Task to complete ▸ Out of the listing below, copy every line that carries the string "area".

Recorded information ▸
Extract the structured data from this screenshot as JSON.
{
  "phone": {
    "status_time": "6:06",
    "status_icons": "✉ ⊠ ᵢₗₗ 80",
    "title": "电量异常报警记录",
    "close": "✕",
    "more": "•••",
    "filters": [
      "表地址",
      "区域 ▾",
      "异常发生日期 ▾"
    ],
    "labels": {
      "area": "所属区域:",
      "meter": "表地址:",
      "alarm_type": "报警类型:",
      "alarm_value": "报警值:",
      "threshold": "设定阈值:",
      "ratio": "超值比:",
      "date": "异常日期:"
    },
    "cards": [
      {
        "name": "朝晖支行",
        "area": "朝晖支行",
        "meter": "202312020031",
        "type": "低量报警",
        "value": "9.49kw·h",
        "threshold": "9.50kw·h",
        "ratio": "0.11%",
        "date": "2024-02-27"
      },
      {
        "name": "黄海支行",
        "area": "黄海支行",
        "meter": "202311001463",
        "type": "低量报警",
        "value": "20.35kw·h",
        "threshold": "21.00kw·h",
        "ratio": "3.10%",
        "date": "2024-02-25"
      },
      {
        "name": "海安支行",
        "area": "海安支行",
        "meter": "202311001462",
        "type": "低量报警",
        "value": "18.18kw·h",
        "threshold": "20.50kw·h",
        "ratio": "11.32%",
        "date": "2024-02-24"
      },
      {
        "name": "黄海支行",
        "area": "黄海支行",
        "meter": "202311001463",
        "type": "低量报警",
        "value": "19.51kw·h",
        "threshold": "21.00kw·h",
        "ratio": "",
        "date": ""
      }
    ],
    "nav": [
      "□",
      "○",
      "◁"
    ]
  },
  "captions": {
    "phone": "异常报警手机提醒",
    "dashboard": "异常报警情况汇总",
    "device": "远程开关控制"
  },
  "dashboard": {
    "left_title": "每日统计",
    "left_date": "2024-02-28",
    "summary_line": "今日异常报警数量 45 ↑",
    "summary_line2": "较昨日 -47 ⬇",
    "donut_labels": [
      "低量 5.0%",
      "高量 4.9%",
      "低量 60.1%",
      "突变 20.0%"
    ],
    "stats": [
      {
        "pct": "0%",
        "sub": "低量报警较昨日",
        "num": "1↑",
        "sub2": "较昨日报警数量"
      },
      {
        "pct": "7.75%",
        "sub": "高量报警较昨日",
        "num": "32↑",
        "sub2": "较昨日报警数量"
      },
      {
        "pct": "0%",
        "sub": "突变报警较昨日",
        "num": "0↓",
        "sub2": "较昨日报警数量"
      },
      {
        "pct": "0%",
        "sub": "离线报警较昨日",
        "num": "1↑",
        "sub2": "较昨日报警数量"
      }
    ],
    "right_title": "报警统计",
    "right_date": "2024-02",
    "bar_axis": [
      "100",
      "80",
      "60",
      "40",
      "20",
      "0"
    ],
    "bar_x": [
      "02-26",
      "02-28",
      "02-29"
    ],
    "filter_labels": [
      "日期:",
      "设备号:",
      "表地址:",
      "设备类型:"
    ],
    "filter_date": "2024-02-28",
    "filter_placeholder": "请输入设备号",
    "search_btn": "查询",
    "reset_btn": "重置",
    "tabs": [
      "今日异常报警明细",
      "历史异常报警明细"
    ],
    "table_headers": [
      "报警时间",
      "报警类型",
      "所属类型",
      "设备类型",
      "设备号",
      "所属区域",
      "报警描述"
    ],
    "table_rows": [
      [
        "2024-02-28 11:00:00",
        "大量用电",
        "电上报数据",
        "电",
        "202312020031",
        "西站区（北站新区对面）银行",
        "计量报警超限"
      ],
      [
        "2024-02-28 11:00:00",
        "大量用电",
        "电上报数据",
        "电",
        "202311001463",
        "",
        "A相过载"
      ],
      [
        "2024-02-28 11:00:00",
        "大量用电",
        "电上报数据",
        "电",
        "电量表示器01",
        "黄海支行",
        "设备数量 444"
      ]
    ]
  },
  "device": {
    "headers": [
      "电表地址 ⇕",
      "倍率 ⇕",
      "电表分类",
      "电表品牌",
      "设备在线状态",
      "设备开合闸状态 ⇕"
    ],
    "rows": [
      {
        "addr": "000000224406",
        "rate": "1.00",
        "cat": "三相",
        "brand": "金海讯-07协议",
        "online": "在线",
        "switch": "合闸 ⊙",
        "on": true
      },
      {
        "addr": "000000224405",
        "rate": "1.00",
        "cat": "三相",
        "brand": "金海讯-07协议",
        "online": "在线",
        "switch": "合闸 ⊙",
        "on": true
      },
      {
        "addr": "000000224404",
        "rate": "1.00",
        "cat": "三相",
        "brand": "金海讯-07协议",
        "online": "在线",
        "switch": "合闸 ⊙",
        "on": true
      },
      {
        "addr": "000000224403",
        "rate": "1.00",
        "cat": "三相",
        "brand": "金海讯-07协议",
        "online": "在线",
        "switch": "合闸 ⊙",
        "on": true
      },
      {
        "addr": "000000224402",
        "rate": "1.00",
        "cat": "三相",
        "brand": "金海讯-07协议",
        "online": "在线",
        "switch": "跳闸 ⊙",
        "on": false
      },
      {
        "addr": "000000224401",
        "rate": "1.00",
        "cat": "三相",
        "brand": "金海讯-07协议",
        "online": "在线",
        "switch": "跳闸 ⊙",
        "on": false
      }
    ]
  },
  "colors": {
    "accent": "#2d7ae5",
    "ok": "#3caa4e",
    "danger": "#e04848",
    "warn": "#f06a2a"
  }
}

Expected answer ▸
      "area": "所属区域:",
        "area": "朝晖支行",
        "area": "黄海支行",
        "area": "海安支行",
        "area": "黄海支行",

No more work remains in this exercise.